Mental health

There are lots of ways that we can help to keep our children’s mental health balanced. Children need to know what mental health is from a young age and be encouraged to talk about anything that might be worrying them. It is important to look at methods to help children to express themselves and how they are feeling. Children should be shown that talking about mental health is needed and to seek help if they are struggling. When you are taking care of children, you need to make sure that you follow self-care and make time for yourself.

How do I know if my child is having trouble coping?

It's common for many children and young people to face behavioural or emotional challenges at some point. Some of these issues may naturally improve over time, but others may require professional assistance. While it can be challenging to identify the underlying causes of distress in your child, there are signs to watch for. Keep an eye out for:

  • Changes in behaviour: notice any significant changes in your child's behaviour, such as increased irritability, withdrawing from friends and activities, or sudden shifts in mood.
  • Sleep problems: pay attention to changes in their sleep patterns, like not being able to sleep or stay asleep, nightmares, or too much sleep.
  • Self-harm or suicidal thoughts: any signs of self-harm or suicidal thoughts should be taken very seriously and require immediate professional intervention.
  • Loss of interest: a significant loss of interest in hobbies, activities, or the future could be a sign of emotional struggles.

If you notice any of these signs and are concerned about your child's mental health, seek professional support from a healthcare provider.

How can I support my child when they are struggling?

  • Have regular catch ups: make a habit of talking to your child about their feelings and emotions. Be sure to focus on them during this time so that they know you are listening.
  • Nurture their interests: it's essential to nurture your child's interests and passions. Encourage them to explore their hobbies and activities, whether they involve physical activity, creativity, learning or teamwork. Engaging in these interests not only connects them with others, but also enhances their mental well-being.
  • Support them when things are tough: be aware of your child's emotions and behaviour, especially during tough times. Support them through difficulties. While it can be hard to address challenging behaviour, try to help your child recognise their feelings and understand why they're experiencing them.
  • Stay connected: be present in your child's life by showing a genuine interest in what matters to them. This not only helps them feel valued but enables you to see issues and help when needed.
  • Show that you care and understand: give importance to what your child says and take their thoughts and feelings seriously. This makes them feel respected and allows you to assist them in managing their emotions in a positive manner.
  • Have a routine: Establish positive daily routines, especially around healthy eating and exercise. Keeping to these routines is really important. Ensure your child gets enough sleep by setting regular bedtime and wake-up times.

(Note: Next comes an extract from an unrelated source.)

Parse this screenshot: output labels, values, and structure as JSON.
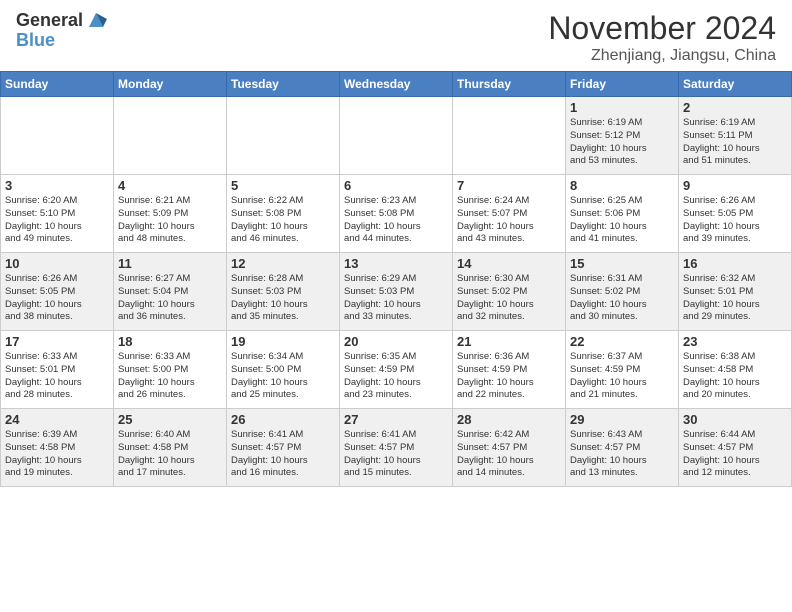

When should I consider professional help?

  • Big behavioural changes: if you observe a significant and persistent change in your child's behaviour, it's a reason for concern. This could involve shifts in mood, social relationships, school performance, or personality changes.
  • Emotional events: have there been specific events or life changes that might be causing the behavioural changes? Your child may need some help to work through and understand what has happened.
  • What triggers the change: consider whether the behavioural changes are limited to particular settings or situations. Do they occur at home, school, with friends, or when your child is alone? This information can help pinpoint the issue.

Looking after your own mental health

Parenting or caring for a child or young person can be challenging. It's crucial to take care of your own mental well-being, as it enables you to support yourself while you care for others.

Here are some essential points to remember:

  • Self-awareness: be aware of and accept your own feelings of sadness, stress, or being overwhelmed. It's okay to struggle or face your own mental health challenges.
  • No guilt: having difficulties or experiences with mental health issues does not make you a bad parent or caregiver. It's a normal part of life.
  • Emotions are normal: feeling worried, scared or helpless during tough times is entirely normal, and there's no shame in experiencing these emotions.
  • Seek support: if possible, confide in someone you trust about your feelings. Whether it's family, friends, or a colleague, reaching out for support or taking a break is essential.
  • You're not alone: never feel like you have to manage everything on your own. There is help available, and various organisations, such as Scope and Young Minds, offer advice and support for parents and caregivers.

Remember, taking care of yourself is a vital part of being able to care for others effectively. It's a sign of strength to seek help and prioritize your own well-being.

Support for parents and carers

Support for mental health emergencies:

CAHMS (child and adolescent mental health services) Tel: 0800 032 8728 option 1.


Windmills charity Stoke-on-Trent - acute bereavement support for children and young people in Staffordshire